Affiliated with the Rapid City Regional Hospital, Philip Health Services has an 18-bed hospital and 30-bed nursing home. More than half of the hospital patients are waiting for a long-term care bed, and nursing home beds are filled as soon as one is available, Fees explains. The two facilities share nurses.
"Just one person with enthusiasm, positive attitude and a skill set can make a huge difference here," Fee says, but there's a lot of responsibility.
"If you are the nurse on the floor, you are the respiratory therapist, the IV person and the wound care specialist," Fees explains. "You get to run the whole show."
That attracts some nurses, but frightens others, especially those fresh out of nursing school.
Simulations re-create rural scenarios
Through the grant, the SDSU research team built a simulation lab on the third floor of Wagner Hall in which nursing students can learn the wide of range of skills they will need, according to Tschetter. Pediatric and infant mannequins were purchased to go with the four adult mannequins the college already owned.
Instructors have developed simulations to mimic situations students could encounter and implemented them into the curriculum, Tschetter explains. One setting might be a rural clinic, another in a rural hospital and a third in a large acute-care setting.
Someone comes into a small 20-bed hospital, for instance, Tschetter says, "and the nurse will have to use telemedicine to call providers at a large health-care institution where experts can provide guidance on how to care for this patient." Nursing students work through the scenarios using the lab mannequins, review the videotape with their instructors and then discuss what went well and how they can do better in the future."
Students can have experiences that they wouldn't get to be a part of in the hospital," Tschetter says. "And it's safe; no one gets hurt."
Young sees this type of training as beneficial to new graduate nurses. "To give them additional education and training opportunities while still under the wing of experienced licensed nurses will give them the confidence and competency they need."
Curriculum to help rural health care nationwide
As part of the grant, Tschetter and her team will share what they've learned with other nursing schools so they can develop programs specifically geared to rural health care. "We can help them get that rural focus for their students," Tschetter says.

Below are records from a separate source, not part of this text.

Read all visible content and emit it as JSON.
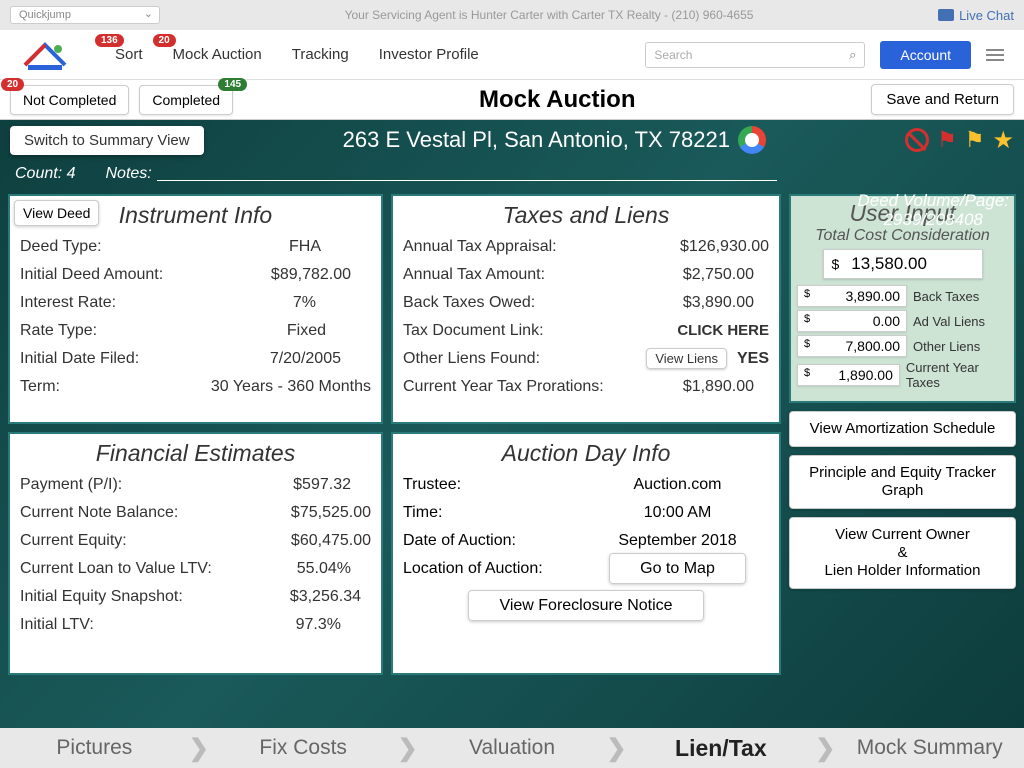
{
  "topbar": {
    "quickjump": "Quickjump",
    "agent": "Your Servicing Agent is Hunter Carter with Carter TX Realty - (210) 960-4655",
    "livechat": "Live Chat"
  },
  "nav": {
    "sort": "Sort",
    "sort_badge": "136",
    "mock": "Mock Auction",
    "mock_badge": "20",
    "tracking": "Tracking",
    "investor": "Investor Profile",
    "search_placeholder": "Search",
    "account": "Account"
  },
  "status": {
    "not_completed": "Not Completed",
    "not_completed_badge": "20",
    "completed": "Completed",
    "completed_badge": "145",
    "title": "Mock Auction",
    "save": "Save and Return"
  },
  "address_section": {
    "switch": "Switch to Summary View",
    "address": "263 E Vestal Pl, San Antonio, TX 78221"
  },
  "notes": {
    "count": "Count: 4",
    "label": "Notes:",
    "deed_vol_label": "Deed Volume/Page:",
    "deed_vol_value": "2939/208408"
  },
  "instrument": {
    "title": "Instrument Info",
    "view_deed": "View Deed",
    "deed_type_l": "Deed Type:",
    "deed_type_v": "FHA",
    "initial_amt_l": "Initial Deed Amount:",
    "initial_amt_v": "$89,782.00",
    "rate_l": "Interest Rate:",
    "rate_v": "7%",
    "rate_type_l": "Rate Type:",
    "rate_type_v": "Fixed",
    "date_l": "Initial Date Filed:",
    "date_v": "7/20/2005",
    "term_l": "Term:",
    "term_v": "30 Years - 360 Months"
  },
  "financial": {
    "title": "Financial Estimates",
    "payment_l": "Payment (P/I):",
    "payment_v": "$597.32",
    "balance_l": "Current Note Balance:",
    "balance_v": "$75,525.00",
    "equity_l": "Current Equity:",
    "equity_v": "$60,475.00",
    "ltv_l": "Current Loan to Value LTV:",
    "ltv_v": "55.04%",
    "snap_l": "Initial Equity Snapshot:",
    "snap_v": "$3,256.34",
    "iltv_l": "Initial LTV:",
    "iltv_v": "97.3%"
  },
  "taxes": {
    "title": "Taxes and Liens",
    "appraisal_l": "Annual Tax Appraisal:",
    "appraisal_v": "$126,930.00",
    "annual_l": "Annual Tax Amount:",
    "annual_v": "$2,750.00",
    "back_l": "Back Taxes Owed:",
    "back_v": "$3,890.00",
    "doc_l": "Tax Document Link:",
    "doc_v": "CLICK HERE",
    "other_l": "Other Liens Found:",
    "view_liens": "View Liens",
    "other_v": "YES",
    "pro_l": "Current Year Tax Prorations:",
    "pro_v": "$1,890.00"
  },
  "auction": {
    "title": "Auction Day Info",
    "trustee_l": "Trustee:",
    "trustee_v": "Auction.com",
    "time_l": "Time:",
    "time_v": "10:00 AM",
    "date_l": "Date of Auction:",
    "date_v": "September 2018",
    "loc_l": "Location of Auction:",
    "map": "Go to Map",
    "foreclosure": "View Foreclosure Notice"
  },
  "user": {
    "title": "User Input",
    "sub": "Total Cost Consideration",
    "total": "13,580.00",
    "back_taxes_v": "3,890.00",
    "back_taxes_l": "Back Taxes",
    "adval_v": "0.00",
    "adval_l": "Ad Val Liens",
    "other_v": "7,800.00",
    "other_l": "Other Liens",
    "cy_v": "1,890.00",
    "cy_l": "Current Year Taxes"
  },
  "side_buttons": {
    "amort": "View Amortization Schedule",
    "tracker": "Principle and Equity Tracker Graph",
    "owner": "View Current Owner\n&\nLien Holder Information"
  },
  "tabs": {
    "pictures": "Pictures",
    "fix": "Fix Costs",
    "valuation": "Valuation",
    "lien": "Lien/Tax",
    "summary": "Mock Summary"
  }
}
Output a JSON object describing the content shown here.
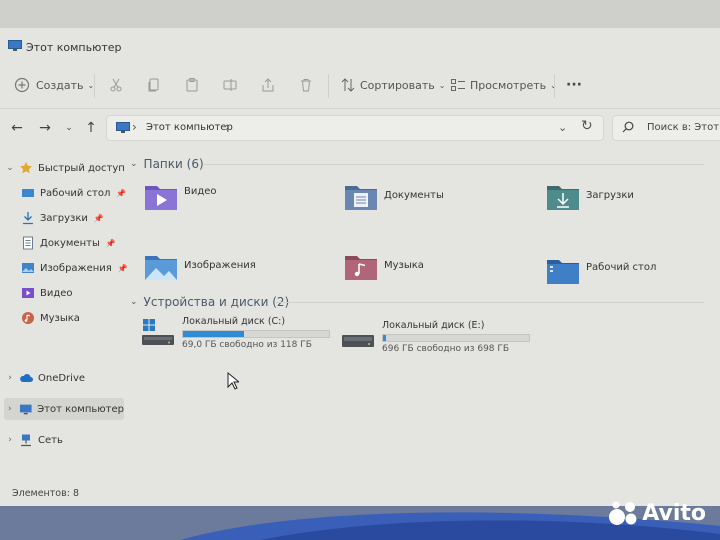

More recently, the simulations have involved pharmacy students, adding the collaboration emphasized nationally, she explains. With future funding, the researcher hopes to add SDSU students from nutrition and social work to the scenarios. "We think our rural focus is unique and something we want to pull together, write about and make available to other schools," Tschetter explains. SDSU has implemented this curriculum in Brookings, Sioux Falls and Rapid City and will extend this to its new site in Aberdeen.
Based on her experience with the board of nursing, Young says, "Every one of the states has a rural nature to it, and all deal with these same rural issues."
As a result of this research, the curriculum that Tschetter and her team have developed at SDSU has the potential to improve health care for rural populations across the nation.